Pippa Best ll
How motherhood birthed my new creative identity
When I became a mother, aged 35, my old sense of who I was (a social hub with a cool and creative career in film, a wife, someone who would be a writer one day) disintegrated. It was painful and debilitating.
Pregnant, all I had thought about was the birth, and working of course – up until a week before my due date. Fortunately for me, my sensible baby was late. But I had barely adjusted to the wriggle in my stomach when my bump became a folded duvet of stretched skin. In the shock, I strapped my son in place and fell back on old patterns: from high achiever to ‘perfect’ mum, from workaholic to mumaholic. In my struggles to breastfeed and parent and live up to the fantasy version of mum-me, I left no time for me. I no longer felt creative. I no longer recognised what I felt.
One of the more unconscious reasons that I started Story of Mum was the desire to find myself by making time for creativity again. My mumaholic still required a credible excuse for ‘play’ (and to a certain extent, it still does, though I am negotiating more reasonable working hours!). Set in the familiar context of facilitating others (the role I have played all my life, never more so than as a mum), this new ‘project’ gave me a gold-plated excuse for me-time, and gifted me with a space where I could start to tune into my own voice. Here, I could safely share stories and creative activities with other mums around the globe on a journey to greater self-awareness and validation.
Motherhood has made this creative me-time more precious, richer. And it has allowed me to reconnect with my creativity in a new way – playful and free, in touch with the energy and intensity of my children. Every day that I see a loo flush or a bug crawl or a cake bake through their eyes, they reconnect me with my own youth – when invention was random, uncensored, messy and colourful. My children teach me to create without judgment. For the pure joy of making something in the moment. It doesn’t have to be hard to be good. It doesn’t even have to be good.
And each time I create I learn something new about myself, this new mum-me. Creating is my lifeblood, the way I come to understand the world. Like motherhood, this creative space can be stimulating and challenging, upsetting, deeply connecting. It is always a discovery. I am using creativity to find me, to birth and evolve me. Creativity makes me a mother, over and over.
It is amniotic fluid, a heartbeat, blood and stretch marks.
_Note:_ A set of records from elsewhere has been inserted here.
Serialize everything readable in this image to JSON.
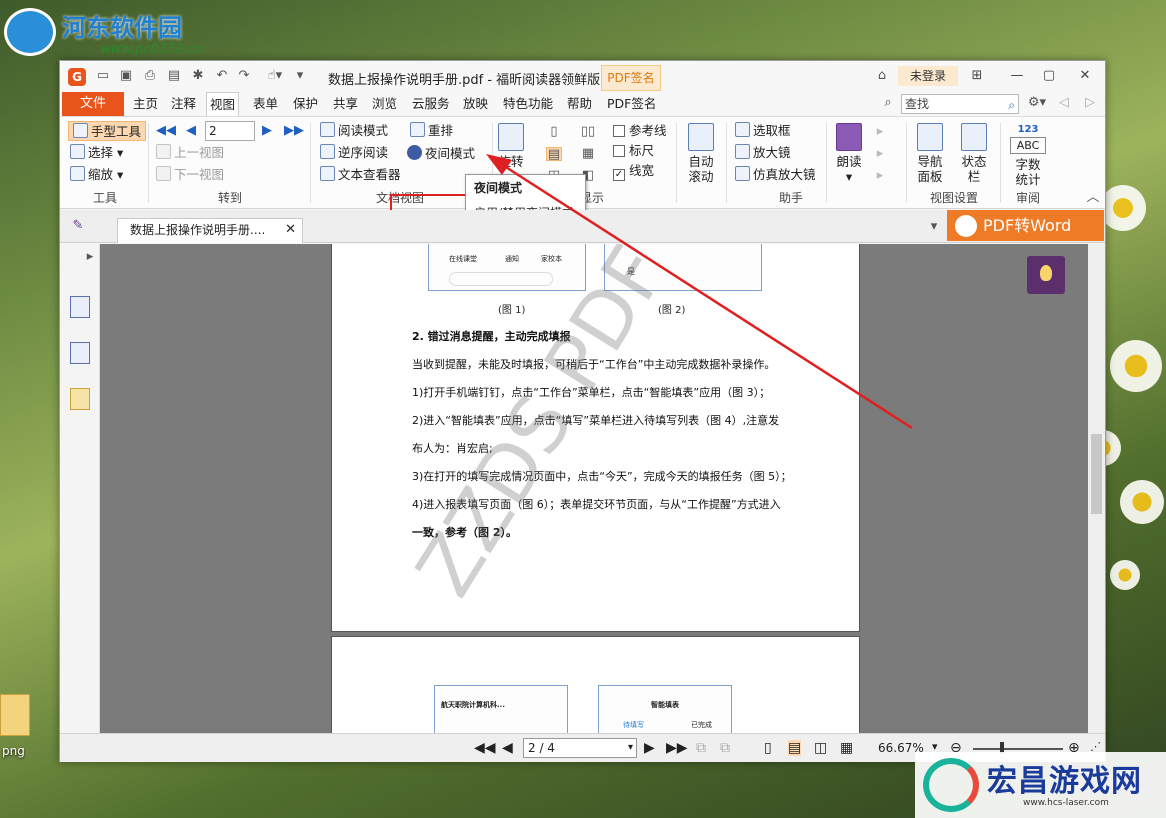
{
  "desktop": {
    "site_logo_name": "河东软件园",
    "site_logo_url": "www.pc0359.cn",
    "icon_label": "png",
    "corner_logo_name": "宏昌游戏网",
    "corner_logo_url": "www.hcs-laser.com"
  },
  "window": {
    "title": "数据上报操作说明手册.pdf - 福昕阅读器领鲜版",
    "pdf_sign_top": "PDF签名",
    "login": "未登录"
  },
  "menu": {
    "file": "文件",
    "items": [
      "主页",
      "注释",
      "视图",
      "表单",
      "保护",
      "共享",
      "浏览",
      "云服务",
      "放映",
      "特色功能",
      "帮助",
      "PDF签名"
    ],
    "search_placeholder": "查找"
  },
  "ribbon": {
    "tools": {
      "hand": "手型工具",
      "select": "选择",
      "zoom": "缩放",
      "label": "工具"
    },
    "goto": {
      "page_value": "2",
      "prev_view": "上一视图",
      "next_view": "下一视图",
      "label": "转到"
    },
    "docview": {
      "reading": "阅读模式",
      "reverse": "逆序阅读",
      "text_viewer": "文本查看器",
      "reflow": "重排",
      "night": "夜间模式",
      "label": "文档视图"
    },
    "rotate": "旋转",
    "display": {
      "guides": "参考线",
      "ruler": "标尺",
      "lineweight": "线宽",
      "label": "显示"
    },
    "auto_scroll": [
      "自动",
      "滚动"
    ],
    "assistant": {
      "select_box": "选取框",
      "magnifier": "放大镜",
      "loupe": "仿真放大镜",
      "label": "助手"
    },
    "read_aloud": "朗读",
    "viewset": {
      "nav": [
        "导航",
        "面板"
      ],
      "status": [
        "状态",
        "栏"
      ],
      "label": "视图设置"
    },
    "review": {
      "abc_top": "123",
      "abc": "ABC",
      "wordcount": [
        "字数",
        "统计"
      ],
      "label": "审阅"
    }
  },
  "tooltip": {
    "title": "夜间模式",
    "desc": "启用/禁用夜间模式"
  },
  "doc_tab": {
    "name": "数据上报操作说明手册...."
  },
  "pdf_to_word": "PDF转Word",
  "document": {
    "fig1": "(图 1)",
    "fig2": "(图 2)",
    "phone1_items": [
      "在线课堂",
      "通知",
      "家校本"
    ],
    "phone2_text": "是",
    "heading": "2. 错过消息提醒，主动完成填报",
    "lines": [
      "当收到提醒，未能及时填报，可稍后于“工作台”中主动完成数据补录操作。",
      "1)打开手机端钉钉，点击“工作台”菜单栏，点击“智能填表”应用（图 3）；",
      "2)进入“智能填表”应用，点击“填写”菜单栏进入待填写列表（图 4）,注意发",
      "布人为：肖宏启;",
      "3)在打开的填写完成情况页面中，点击“今天”，完成今天的填报任务（图 5）；",
      "4)进入报表填写页面（图 6）；表单提交环节页面，与从“工作提醒”方式进入",
      "一致，参考（图 2）。"
    ],
    "watermark": "ZZDS PDF",
    "page2_phone1_title": "航天职院计算机科...",
    "page2_phone2_title": "智能填表",
    "page2_phone2_tab_a": "待填写",
    "page2_phone2_tab_b": "已完成"
  },
  "statusbar": {
    "page": "2 / 4",
    "zoom": "66.67%"
  }
}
It is the cord that feeds me.
It is yelling and grunting, holding and weeping.
It is the stark red spots on my face from straining so hard to Get. It. Out.
And the easy slide of a placenta onto a bed.
It is the miracle of a squelchy pink being in my hand curling out.
It is eyes that see eyes for the first time.
A breast, making milk, filled with the antibodies of my kisses.
It is love and it is letting go.
It is the noisy acknowledgment that I am special and I am everyone.
For as we create, we are all mothers.
I live in Cornwall, UK with my salty-skinned surfing film-making husband, boisterous 5 year old boy who thinks he’s half Octonaut/half Power Ranger, and 3 year old daughter who inspires me by saying YES as if it’s the easiest thing in the world (and now, WHY, over and over again…)
Life is a constant plate-spin of intuitive mothering and my work as a feature film script editor and project manager. My passion is story of mum – especially making up quirky new activities, and hosting our #somum Mums’ Make Dates (2nd Wednesday of every month from 8.30 – 10pm GMT on Twitter).
My friend Loz Hardman died suddenly in 2009, She was an incredible source of brilliant parenting, work and relationship advice, and offered the world everything she had. Her life was my inspiration to just try this and see what happens.